The anchoring effect is a powerful psychological force in which we rely too heavily on the first information we receive. Even if we’re aware that we’re going to be influenced and biased by these anchors, it is incredibly difficult to discount them from our thought processes. In negotiations, this can put you at a serious disadvantage.
While the goal of mediation is to allow parties to resolve conflict and develop mutually beneficial solutions, it’s natural to seek an edge, an advantage that guides the conversation closer to one’s side of the issue. The anchoring effect is a powerful psychological truth that can be employed to this end. What is it, and how does it work?
While a fallen hero, Lance Armstrong perfectly describes the theory of loss aversion: “I like to win, but more than anything, I can’t stand this idea of losing.” The pleasure we derive from winning is not as great as the pain we feel from losing, so we act to minimize and avoid loss. This can impede our ability to make rational, unbiased decisions. Why? How can we start to focus on the gains?
You walk up to the blackjack table with $50 in chips. What’s the goal of your first bet? To win money. You bust, and now you’re down $50. Do you walk away or try to recoup your loss? Most people stay, and the second bet is much easier to place. Why? Because the goal changes: instead of trying to gain, you are trying to avoid loss.
How many Facebook friends do you have? 200? 500? 1,000? Now, how many “real” friends do you have? Cornell researchers found that we have an average of two confidants. Two. We run the same risk in our professional lives: email, instant messages, texts…all of this makes it easier to communicate – but also harder. Face-to-face communication is not obsolete; in fact, it is, in many ways, more important than ever.
The youngest infants are able to communicate their needs and wants – for food, for comfort, for warmth. And they do so quite effectively! Ironically, that as our ability to express ourselves increases, so too does the chance of misinterpretation and misunderstanding. The purpose of communication is to relay our message to another person clearly and unambiguously. Babies are wonderful at this; when they scream and suck at their hand, we know just what they’re “talking” about. It’s the adults that have problems; the process of communication is often muddled, interrupted, or obscured, and this can lead to conflict. It can feel like one big session of that game we played as kids – Broken Telephone.
Say you need to purchase materials for your business from a supplier; it’s an emergency – you needed these supplies yesterday, and you cannot wait for tomorrow. When you go to the supplier, he sees that you are in trouble.

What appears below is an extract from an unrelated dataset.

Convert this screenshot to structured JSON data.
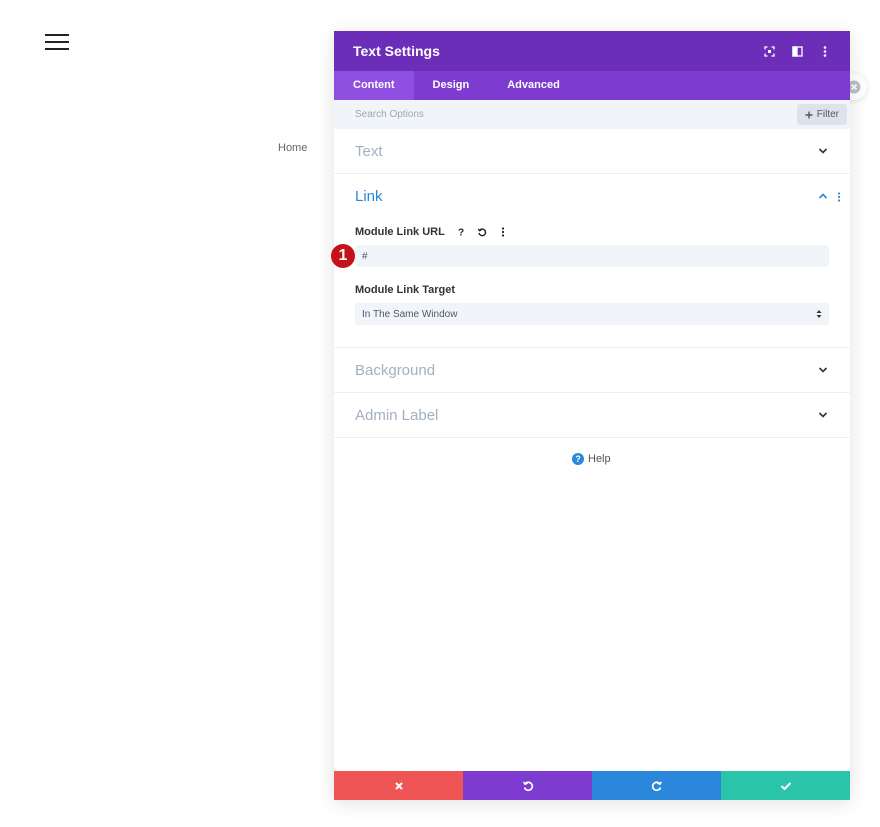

And seeing this, he knows he can charge you a premium for the materials. Now, what if, instead, you went to three or four suppliers who could meet your needs and budget? When the first supplier knows this, suddenly he is a lot more reasonable in his prices.
The idea of zero-sum games is that every gain is offset by loss: there is a winner and a loser. When something takes, something else has to give. This is the mindset into which many people enter negotiations: “If I win, he loses. If he wins, I lose.” But life isn’t a zero-sum game, and negotiation doesn’t have to be either. Maybe some games have to have a loser; but win-win negotiations do not.
Technically, a win-win negotiation refers not to the specific process, but the destination. Usually, these sorts of outcomes are made more likely by an “interest based” approach but this is not absolutely necessary.
Go get a gym membership for less than the advertised price. You have the power. Tell them you’re shopping around for the best price; tell them you want the initial fee or membership fee waived or the monthly fee reduced. Say no to the first offer. Everyone in that gym pays a different price; there is no reason why yours should be the highest. We can negotiate everything from car prices to cosmetic surgery. The biggest barrier for most people – the reason why they won’t dicker with the gym, the salesman, or the boss – is that they don’t know how to ask for what they want. If you can get over that barrier, you can discover an important source of negotiating power.
John Curtis, a Kingston, Ontario based mediator, teaches a class on the challenges posed when people make decisions based on their “Fast Thinking Brain”.